In the rush to shelter Gerry Adams from the ensuing shit storm this week, prominent members of the party faithful clamoured forth with offers to hold his umbrella. Commentary from all directions has been shrill and unrelenting. Definitions of justice and judgement are being tug o’warred with back and forth over the unmistakeable line of truth.

Like U2’s desperate determination to wade through the current ‘noise’ clutching their mid-life crisis album, Gerry and his comrades swerved by the truth with their fingers rammed into their ears chanting I CAN’T HEAR YOU in the vain hope everyone will just go away.

Sinn Fein doesn’t have a monopoly on the truth of the matter. And sadly, the victims and survivors of sexual abuse and rape among the nationalist community do not have a monopoly on the horror and trauma of that experience in that warped part of the world.

In their rush to throw enough legitimate shit at Adams that will stick, the fulminating establishment are at risk of dismissing the notion of ‘context’ in its entirety. In a thirty-year conflict, characterised by dysfunctional daily living with the state functions of law and order substituted by grassroots rule, a brow must surely be arched at the shock and surprise that has greeted the revelations.

This year saw the first tribunal open in Northern Ireland addressing institutional child abuse. Given its stunted standards of accountability, it is only now that efforts are able to be directed towards the legacy of victims and survivors in the broadest meaning of those terms. Given the Southern establishment’s pre-occupation with Sinn Fein, and that party’s amnesiac approach to bleaching history, there is a danger in ignoring the fact that it is not just Mairia Cahill who is being denied the right to truth. It is all those victims of sexual abuse during and immediately following the Conflict, irrespective of the colour of their flag or the cut of their God.
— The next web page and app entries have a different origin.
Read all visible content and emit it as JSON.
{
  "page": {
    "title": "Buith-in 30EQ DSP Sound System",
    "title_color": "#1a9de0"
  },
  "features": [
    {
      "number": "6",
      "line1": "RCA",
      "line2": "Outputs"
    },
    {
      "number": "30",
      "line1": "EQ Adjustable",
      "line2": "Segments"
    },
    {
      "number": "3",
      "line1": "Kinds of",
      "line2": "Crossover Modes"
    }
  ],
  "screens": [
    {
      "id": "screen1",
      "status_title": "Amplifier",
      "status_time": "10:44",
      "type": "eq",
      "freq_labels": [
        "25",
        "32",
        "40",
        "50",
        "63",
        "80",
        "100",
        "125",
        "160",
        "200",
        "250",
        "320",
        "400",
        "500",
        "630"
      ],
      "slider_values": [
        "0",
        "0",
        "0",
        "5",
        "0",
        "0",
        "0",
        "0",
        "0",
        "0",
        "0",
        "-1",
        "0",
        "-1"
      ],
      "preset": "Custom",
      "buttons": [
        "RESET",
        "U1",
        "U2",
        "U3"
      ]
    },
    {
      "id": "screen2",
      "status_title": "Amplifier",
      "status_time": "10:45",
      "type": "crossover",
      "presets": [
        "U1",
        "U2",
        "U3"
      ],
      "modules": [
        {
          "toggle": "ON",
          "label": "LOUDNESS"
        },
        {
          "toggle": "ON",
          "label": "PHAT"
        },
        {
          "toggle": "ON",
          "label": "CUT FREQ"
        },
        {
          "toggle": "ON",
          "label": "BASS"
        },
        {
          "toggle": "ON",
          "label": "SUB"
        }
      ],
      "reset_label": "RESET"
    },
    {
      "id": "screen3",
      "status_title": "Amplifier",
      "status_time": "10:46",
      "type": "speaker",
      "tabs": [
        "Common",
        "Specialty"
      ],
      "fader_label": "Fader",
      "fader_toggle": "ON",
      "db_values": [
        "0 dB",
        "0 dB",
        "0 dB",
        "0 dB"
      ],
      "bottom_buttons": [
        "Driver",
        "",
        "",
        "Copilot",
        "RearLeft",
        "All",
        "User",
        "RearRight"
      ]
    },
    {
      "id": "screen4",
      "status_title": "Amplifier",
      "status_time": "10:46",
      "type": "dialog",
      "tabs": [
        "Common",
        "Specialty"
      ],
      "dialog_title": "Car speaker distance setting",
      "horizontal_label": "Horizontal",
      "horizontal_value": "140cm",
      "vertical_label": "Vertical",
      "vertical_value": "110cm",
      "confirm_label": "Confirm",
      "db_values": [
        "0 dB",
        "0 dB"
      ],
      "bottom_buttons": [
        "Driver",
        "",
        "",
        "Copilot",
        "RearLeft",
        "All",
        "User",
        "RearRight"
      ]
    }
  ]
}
The likelihood that there were women on all sides who were condemned to ‘community’ police investigations shouldn’t raise a brow, but many questions. Long before now. That’s one shit storm that would have everyone scrambling for cover.